US consumer spending ticked up just 0.1 percent last month as Americans again chose to save, rather than spend, their cash. Happily, they got a lot more of that cash in March.
American consumers are still holding tightly to their wallets.
Consumer spending inched up by a meager 0.1 percent in March after an 0.2 percent gain in February, the Commerce Department reported Friday. Consumer spending accounts for 70 percent of all economic activity, one reason why the economy only grew by 0.5 percent during the first quarter of 2016 – its slowest expansion in two years.
Auto sales, a major spending category, fell by 0.6 percent in March, while purchases of nondurable goods like clothing rose by 0.6 percent. Spending on apartment rentals and utilities rose by 0.1 percent.
The personal savings rate spiked to 5.4 percent of after-tax income in March, as Americans socked away more money rather than spending on big-ticket items like cars. Total savings for the month totaled $735.5 billion, their highest since December 2012.
Consumers have remained hesitant to spend in recent months even though they have more money to do so. The Commerce Department reported that incomes rose by 0.4 percent last month . The job market has been firming for the past several months as businesses have expressed more confidence in hiring and retaining employees, which contributes to an increase in wages and incomes.

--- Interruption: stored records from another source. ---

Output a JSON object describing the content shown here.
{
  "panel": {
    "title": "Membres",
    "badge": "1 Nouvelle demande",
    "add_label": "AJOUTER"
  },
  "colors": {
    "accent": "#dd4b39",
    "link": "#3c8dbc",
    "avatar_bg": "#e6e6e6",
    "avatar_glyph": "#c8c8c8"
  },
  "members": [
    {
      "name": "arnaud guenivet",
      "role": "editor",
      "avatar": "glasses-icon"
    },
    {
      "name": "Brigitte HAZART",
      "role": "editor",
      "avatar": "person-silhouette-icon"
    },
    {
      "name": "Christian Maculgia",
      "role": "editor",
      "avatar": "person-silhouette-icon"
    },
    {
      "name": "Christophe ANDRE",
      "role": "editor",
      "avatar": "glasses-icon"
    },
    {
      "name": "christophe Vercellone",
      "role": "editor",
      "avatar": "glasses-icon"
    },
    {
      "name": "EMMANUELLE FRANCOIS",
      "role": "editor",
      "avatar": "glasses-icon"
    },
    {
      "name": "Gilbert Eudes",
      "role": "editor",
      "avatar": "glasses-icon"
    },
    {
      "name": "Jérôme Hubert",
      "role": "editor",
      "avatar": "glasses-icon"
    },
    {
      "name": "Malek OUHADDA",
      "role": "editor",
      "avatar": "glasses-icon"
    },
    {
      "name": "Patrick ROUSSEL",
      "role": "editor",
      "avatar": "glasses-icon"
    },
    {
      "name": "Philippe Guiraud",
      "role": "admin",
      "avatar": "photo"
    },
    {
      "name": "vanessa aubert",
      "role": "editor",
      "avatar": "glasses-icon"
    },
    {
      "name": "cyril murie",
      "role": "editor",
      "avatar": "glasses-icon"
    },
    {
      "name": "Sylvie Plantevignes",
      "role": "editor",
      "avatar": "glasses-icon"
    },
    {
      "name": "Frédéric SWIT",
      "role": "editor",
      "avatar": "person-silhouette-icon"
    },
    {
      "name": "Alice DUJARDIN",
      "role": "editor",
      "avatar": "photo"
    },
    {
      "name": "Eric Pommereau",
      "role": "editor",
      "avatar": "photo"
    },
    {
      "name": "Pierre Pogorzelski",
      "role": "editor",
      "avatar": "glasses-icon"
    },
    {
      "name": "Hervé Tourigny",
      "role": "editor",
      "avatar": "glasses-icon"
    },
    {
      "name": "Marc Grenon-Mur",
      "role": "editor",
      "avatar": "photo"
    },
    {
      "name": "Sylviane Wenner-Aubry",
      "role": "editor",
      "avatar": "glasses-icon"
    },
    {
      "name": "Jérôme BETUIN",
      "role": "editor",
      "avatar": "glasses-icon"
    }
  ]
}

Wages and salaries rose by 0.7 percent in March.
The firming labor market has been good news for the Fed, which monitors both domestic and international economic trends as it considers whether or not to raise interest rates. At its regular board meeting on Wednesday, the Fed determined that economic growth during the first months of the year justified leaving interest rates unchanged for the foreseeable future. Economists predict only one or two increases are likely for in the remainder of 2016.

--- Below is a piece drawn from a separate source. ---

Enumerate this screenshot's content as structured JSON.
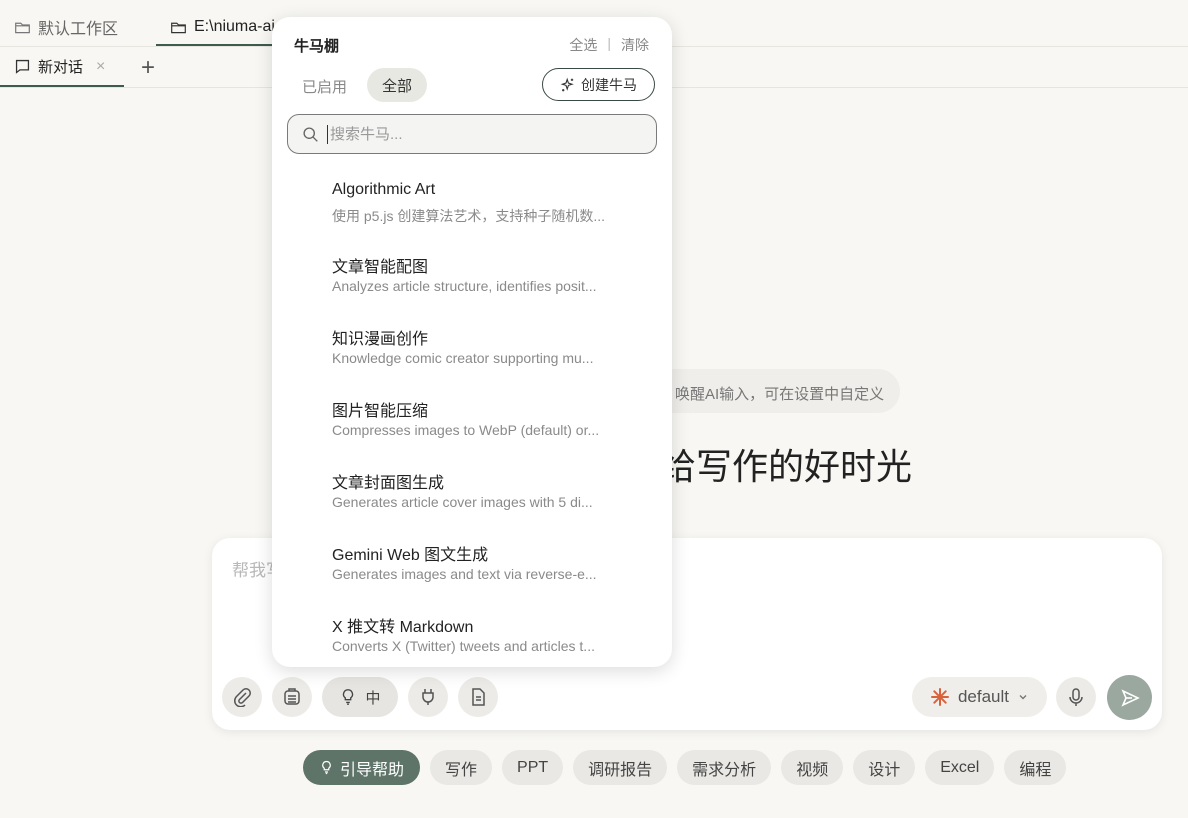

Gross domestic product was also soft in March. The Commerce Department reports that the personal consumption expenditures (PCE) price index, which excludes food and energy, crept up 0.1 percent after the 0.2 percent increase seen in February. The PCE has been rising an average of 1.6 percent for the past 12 months. The Reserve uses the PCE as its primary inflation indicator; inflation has hovered below the Fed’s 2 percent target benchmark for the past four years.
Inflation and economic activity may be sluggish in the near term, but the Federal Reserve forecasts economic growth to rebound later in the year, with inflation moving back towards 2 percent and consumer spending resuming a more normal pace.
“The Committee currently expects that, with gradual adjustments in the stance of monetary policy, economic activity will expand at a moderate pace and labor market indicators will continue to strengthen,” the Reserve said in a press release.
Economists also forecast consumer caution about the economy to dial down as fears about plunging oil prices and a turbulent stock market begin to fade.
"The bottom line is that even though consumers may have been cautious in the first quarter of the year, they are likely to spring forward in the second quarter. Consumer spending still remains one of the bright spots in the economy," Chris G. Christopher, Jr., Director of Consumer Economics at IHS Global Insight, writes in an e-mailed comment to The Monitor.